“While we recognise that orthopaedic pricing has a long and troubled history, we are concerned that it appears that the intention is to push ahead with the tariff despite wide acknowledgement that the methodology that arrived at these prices is flawed and that the output is incorrect and damaging to providers and therefore to patient care.

Concerns include the impact on highly specialist services such as paediatric spinal deformity, infected revision arthroplasty, revision arthroplasty requiring bone grafts, and revision arthroplasty requiring complex and expensive prosthetics.

The statement said members will await details of any interim support that is offered.

For the overall NHS provider sector, the tariff would lead to an estimated revenue increase of 0.5 per cent next year. This is driven by the net effect of efficiency, inflation and adjustments to the clinical negligence scheme.

Although this has been generally welcomed by non-specialist trusts, there are thought to be concerns that other additional costs have not been factored in. These include rising Care Quality Commission fees, an apprenticeship levy and changes to business rates

Members of the Children’s Alliance – including Alder Hey Children’s FT, Great Ormond Street Hospital for Children FT, Sheffield Children’s FT and Birmingham Children’s FT – said they were discussing the impact of the proposals.

The new tariff includes the impact of a new currency framework known as HRG4+, which has shifted some prices downwards, particularly in orthopaedics.

This means there will be a negative impact on private providers, which deliver a significant proportion of orthopaedic care.

Their average tariff based revenue would drop by 1.1 per cent next year, according to the consultation document. However, 10 out of 25 providers would face a reduction of more than 2 per cent, with one provider facing a 16 per cent cut.

This could raise concerns about private providers exiting the market at a time when many NHS trusts are struggling with elective treatment backlogs.

David Hare, chief executive of the NHS Partners Network, said: “NHS Improvement has done a considerable amount of work to understand the impact of pricing volatility going into next year and to smooth the effects of this to help ensure they can meet their obligation to set efficient prices.

“Despite this, it is possible that there may still be difficulties with some prices, including in orthopaedics, a specialty in which the independent sector now delivers around a quarter of all NHS funded activity.”

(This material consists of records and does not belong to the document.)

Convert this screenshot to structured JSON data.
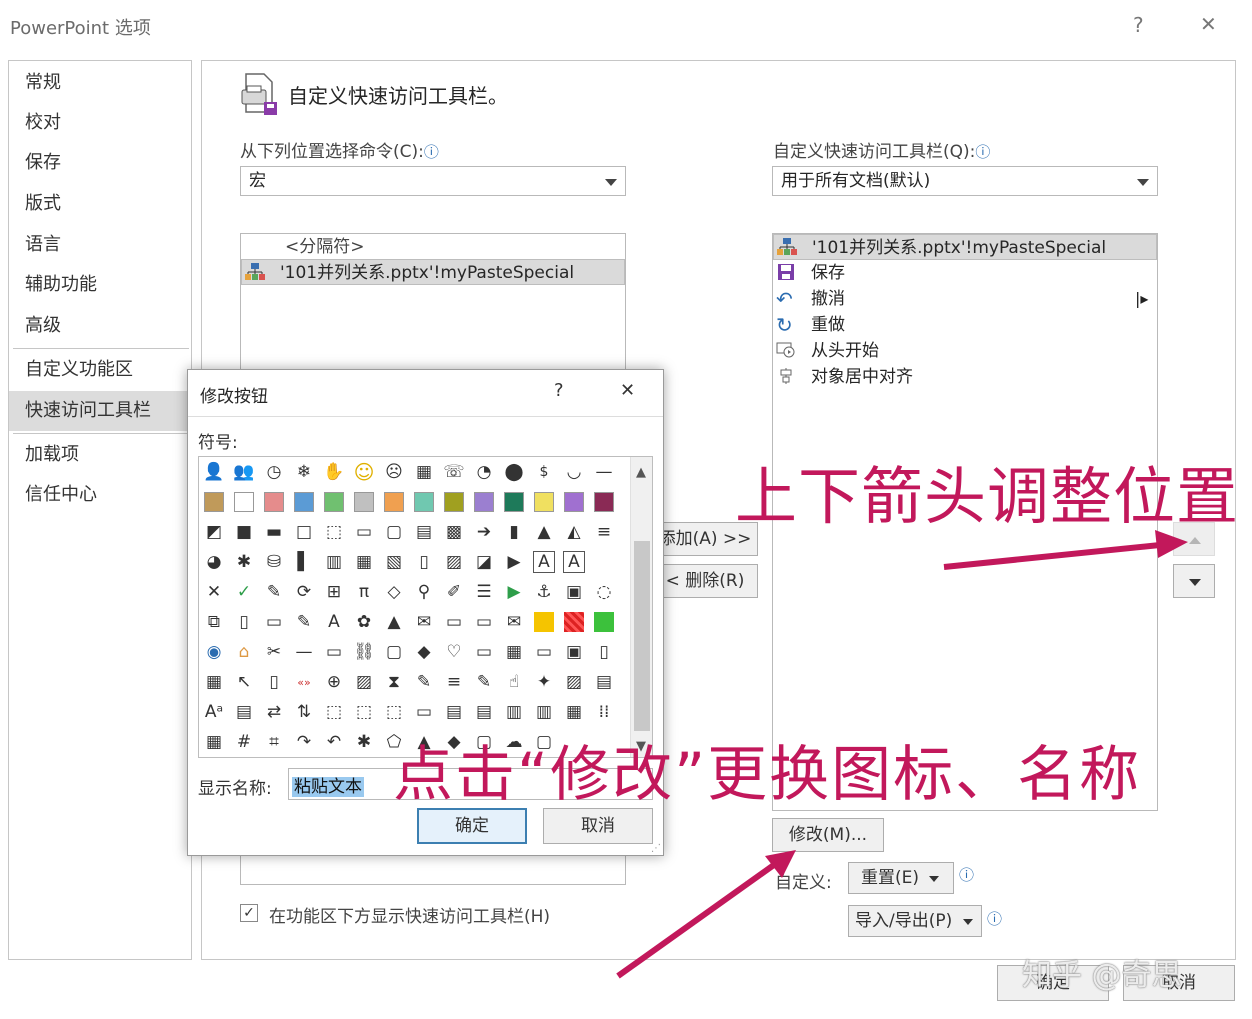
{
  "window": {
    "title": "PowerPoint 选项",
    "help": "?",
    "close": "✕"
  },
  "nav": {
    "items": [
      "常规",
      "校对",
      "保存",
      "版式",
      "语言",
      "辅助功能",
      "高级",
      "自定义功能区",
      "快速访问工具栏",
      "加载项",
      "信任中心"
    ]
  },
  "main": {
    "heading": "自定义快速访问工具栏。",
    "left_label": "从下列位置选择命令(C):",
    "left_select_value": "宏",
    "left_list": [
      "<分隔符>",
      "'101并列关系.pptx'!myPasteSpecial"
    ],
    "right_label": "自定义快速访问工具栏(Q):",
    "right_select_value": "用于所有文档(默认)",
    "right_list": [
      "'101并列关系.pptx'!myPasteSpecial",
      "保存",
      "撤消",
      "重做",
      "从头开始",
      "对象居中对齐"
    ],
    "add_button": "添加(A) >>",
    "remove_button": "< 删除(R)",
    "modify_button": "修改(M)...",
    "customize_label": "自定义:",
    "reset_button": "重置(E)",
    "import_export_button": "导入/导出(P)",
    "show_below_checkbox": "在功能区下方显示快速访问工具栏(H)",
    "ok_button": "确定",
    "cancel_button": "取消",
    "info_icon": "ⓘ"
  },
  "dialog": {
    "title": "修改按钮",
    "help": "?",
    "close": "✕",
    "symbol_label": "符号:",
    "display_name_label": "显示名称:",
    "display_name_value": "粘贴文本",
    "ok_button": "确定",
    "cancel_button": "取消"
  },
  "annotations": {
    "arrows_text": "上下箭头调整位置",
    "modify_text": "点击“修改”更换图标、名称",
    "color": "#c2185b"
  },
  "watermark": "知乎 @奇思"
}
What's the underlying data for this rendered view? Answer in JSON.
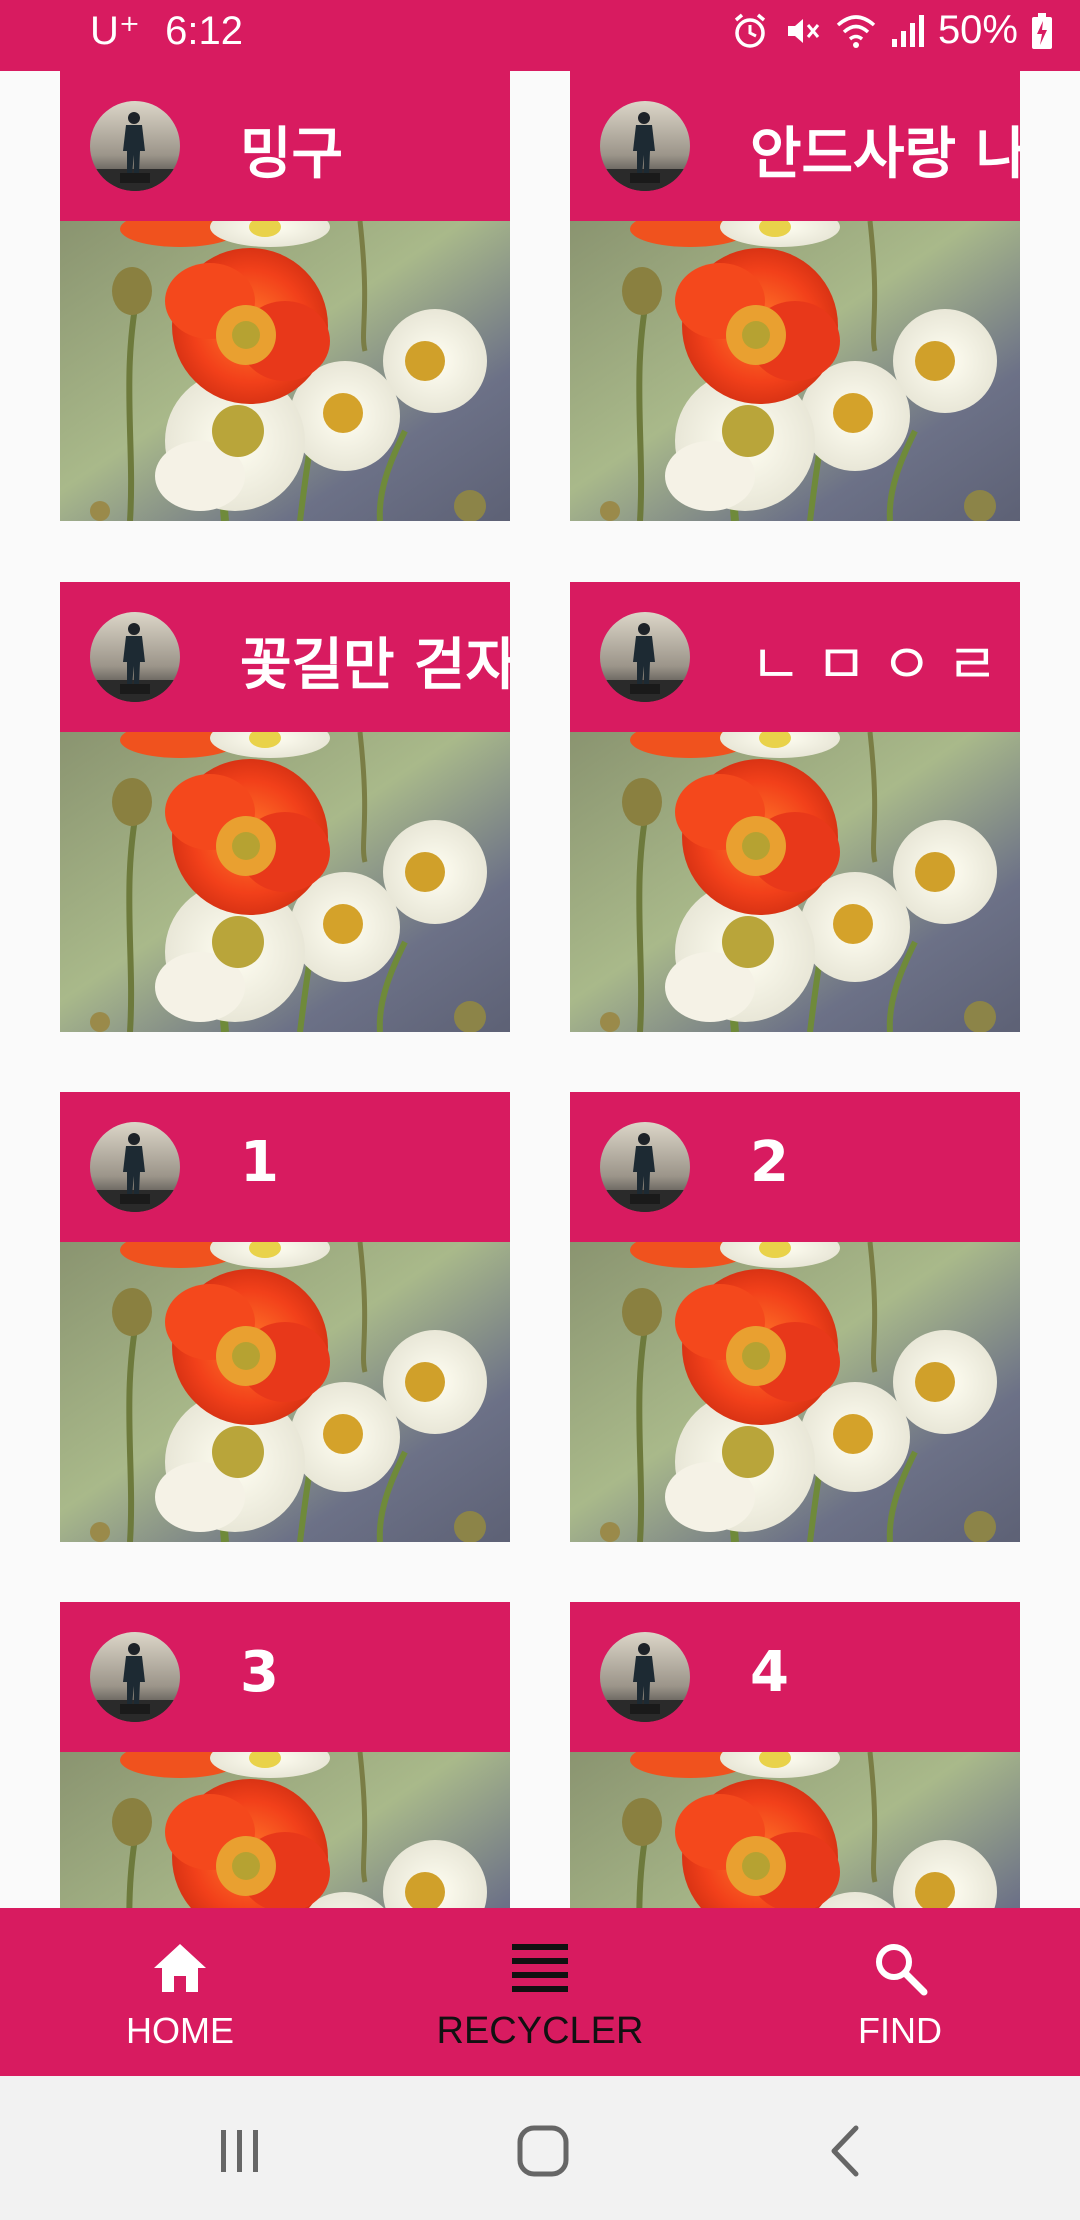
{
  "status_bar": {
    "carrier": "U⁺",
    "time": "6:12",
    "battery": "50%",
    "icons": [
      "alarm-icon",
      "mute-icon",
      "wifi-icon",
      "signal-icon",
      "battery-charging-icon"
    ]
  },
  "cards": [
    {
      "title": "밍구",
      "avatar": "person-silhouette",
      "image": "poppy-flowers-photo"
    },
    {
      "title": "안드사랑 나",
      "avatar": "person-silhouette",
      "image": "poppy-flowers-photo"
    },
    {
      "title": "꽃길만 걷자",
      "avatar": "person-silhouette",
      "image": "poppy-flowers-photo"
    },
    {
      "title": "ㄴㅁㅇㄹㄴ",
      "avatar": "person-silhouette",
      "image": "poppy-flowers-photo"
    },
    {
      "title": "1",
      "avatar": "person-silhouette",
      "image": "poppy-flowers-photo"
    },
    {
      "title": "2",
      "avatar": "person-silhouette",
      "image": "poppy-flowers-photo"
    },
    {
      "title": "3",
      "avatar": "person-silhouette",
      "image": "poppy-flowers-photo"
    },
    {
      "title": "4",
      "avatar": "person-silhouette",
      "image": "poppy-flowers-photo"
    }
  ],
  "bottom_nav": {
    "items": [
      {
        "label": "HOME",
        "icon": "home-icon",
        "active": false
      },
      {
        "label": "RECYCLER",
        "icon": "list-icon",
        "active": true
      },
      {
        "label": "FIND",
        "icon": "search-icon",
        "active": false
      }
    ]
  },
  "system_nav": {
    "icons": [
      "recents-icon",
      "home-button-icon",
      "back-icon"
    ]
  },
  "colors": {
    "accent": "#d81b60",
    "background": "#fafafa",
    "system_nav": "#f2f2f2"
  }
}
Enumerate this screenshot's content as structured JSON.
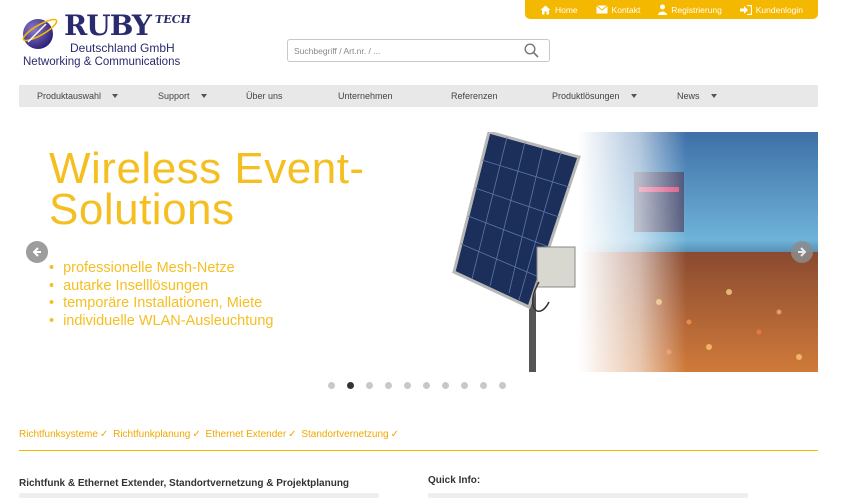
{
  "toplinks": [
    {
      "label": "Home",
      "icon": "home-icon"
    },
    {
      "label": "Kontakt",
      "icon": "envelope-icon"
    },
    {
      "label": "Registrierung",
      "icon": "user-icon"
    },
    {
      "label": "Kundenlogin",
      "icon": "login-icon"
    }
  ],
  "logo": {
    "brand": "RUBY",
    "brand_suffix": "TECH",
    "subtitle": "Deutschland GmbH",
    "tagline": "Networking & Communications"
  },
  "search": {
    "placeholder": "Suchbegriff / Art.nr. / ...",
    "value": ""
  },
  "nav": [
    {
      "label": "Produktauswahl",
      "dropdown": true
    },
    {
      "label": "Support",
      "dropdown": true
    },
    {
      "label": "Über uns",
      "dropdown": false
    },
    {
      "label": "Unternehmen",
      "dropdown": false
    },
    {
      "label": "Referenzen",
      "dropdown": false
    },
    {
      "label": "Produktlösungen",
      "dropdown": true
    },
    {
      "label": "News",
      "dropdown": true
    }
  ],
  "slider": {
    "title_line1": "Wireless Event-",
    "title_line2": "Solutions",
    "bullets": [
      "professionelle Mesh-Netze",
      "autarke Inselllösungen",
      "temporäre Installationen, Miete",
      "individuelle WLAN-Ausleuchtung"
    ],
    "slide_count": 10,
    "active_slide": 2
  },
  "tags": [
    "Richtfunksysteme",
    "Richtfunkplanung",
    "Ethernet Extender",
    "Standortvernetzung"
  ],
  "tag_check": "✓",
  "section": {
    "heading_left": "Richtfunk & Ethernet Extender, Standortvernetzung & Projektplanung",
    "heading_right": "Quick Info:"
  },
  "colors": {
    "accent": "#f5b800",
    "slide_text": "#f5bf22",
    "brand_blue": "#2a2a6e",
    "nav_bg": "#e8e8e8"
  }
}
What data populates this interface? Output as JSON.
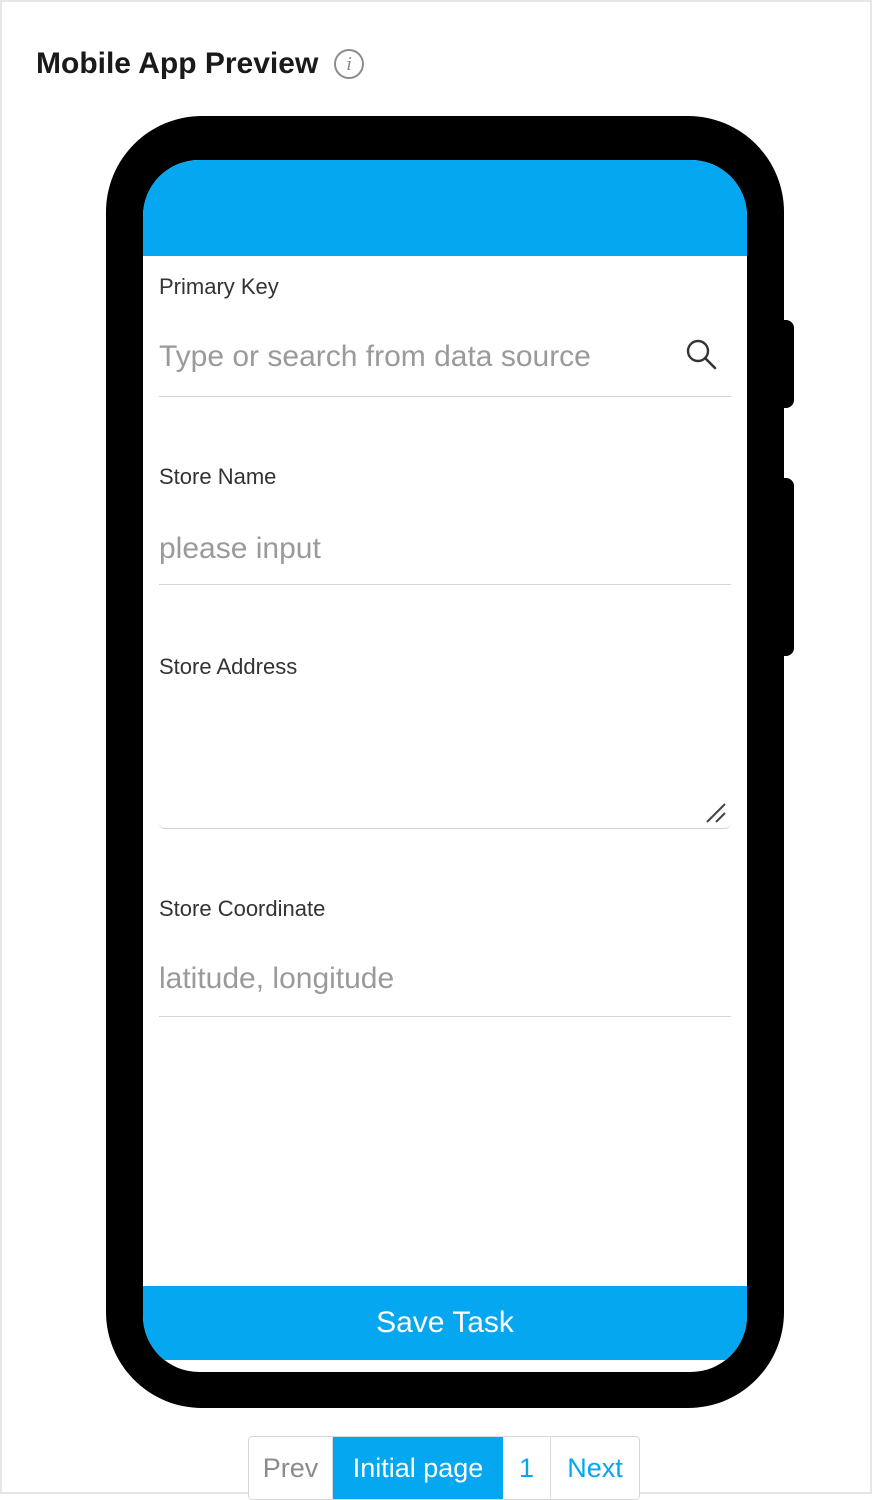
{
  "header": {
    "title": "Mobile App Preview"
  },
  "form": {
    "primary_key": {
      "label": "Primary Key",
      "placeholder": "Type or search from data source"
    },
    "store_name": {
      "label": "Store Name",
      "placeholder": "please input"
    },
    "store_address": {
      "label": "Store Address",
      "placeholder": ""
    },
    "store_coordinate": {
      "label": "Store Coordinate",
      "placeholder": "latitude, longitude"
    },
    "save_label": "Save Task"
  },
  "pagination": {
    "prev": "Prev",
    "current": "Initial page",
    "page": "1",
    "next": "Next"
  },
  "colors": {
    "accent": "#04a7f0",
    "frame": "#000000"
  }
}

The impact assessment accounts for mitigations and phasing in measures, though there are some final changes not included which may impact on some prices.

NHS England also plans changes to identification rules for prescribed specialist services, which could potentially benefit some of the providers experiencing the biggest negative impact.

A spokesman for NHS Improvement said the impact assessment found the tariff would have a “positive impact on providers, commissioners and patients”.

He added: “The multi-year tariff, on which we and NHS England are currently consulting, will make the way providers are paid more cost reflective. It will lead to increases in revenue for the majority of providers as well as giving them more certainty when they are doing their financial planning.

“Setting a multi-year tariff was always going to be a massive and highly complex process, and we’ll continue to work with providers to ensure that the payment system is fair and supports the NHS in continuing to turn the financial position around.”

In August, HSJ reported how plans to introduce a “marginal rate” – which would cut the amount that providers receive for activity above a set baseline – had again been halted.

This was one of the most contentious issues when the provider sector rejected the tariff offer for 2015-16.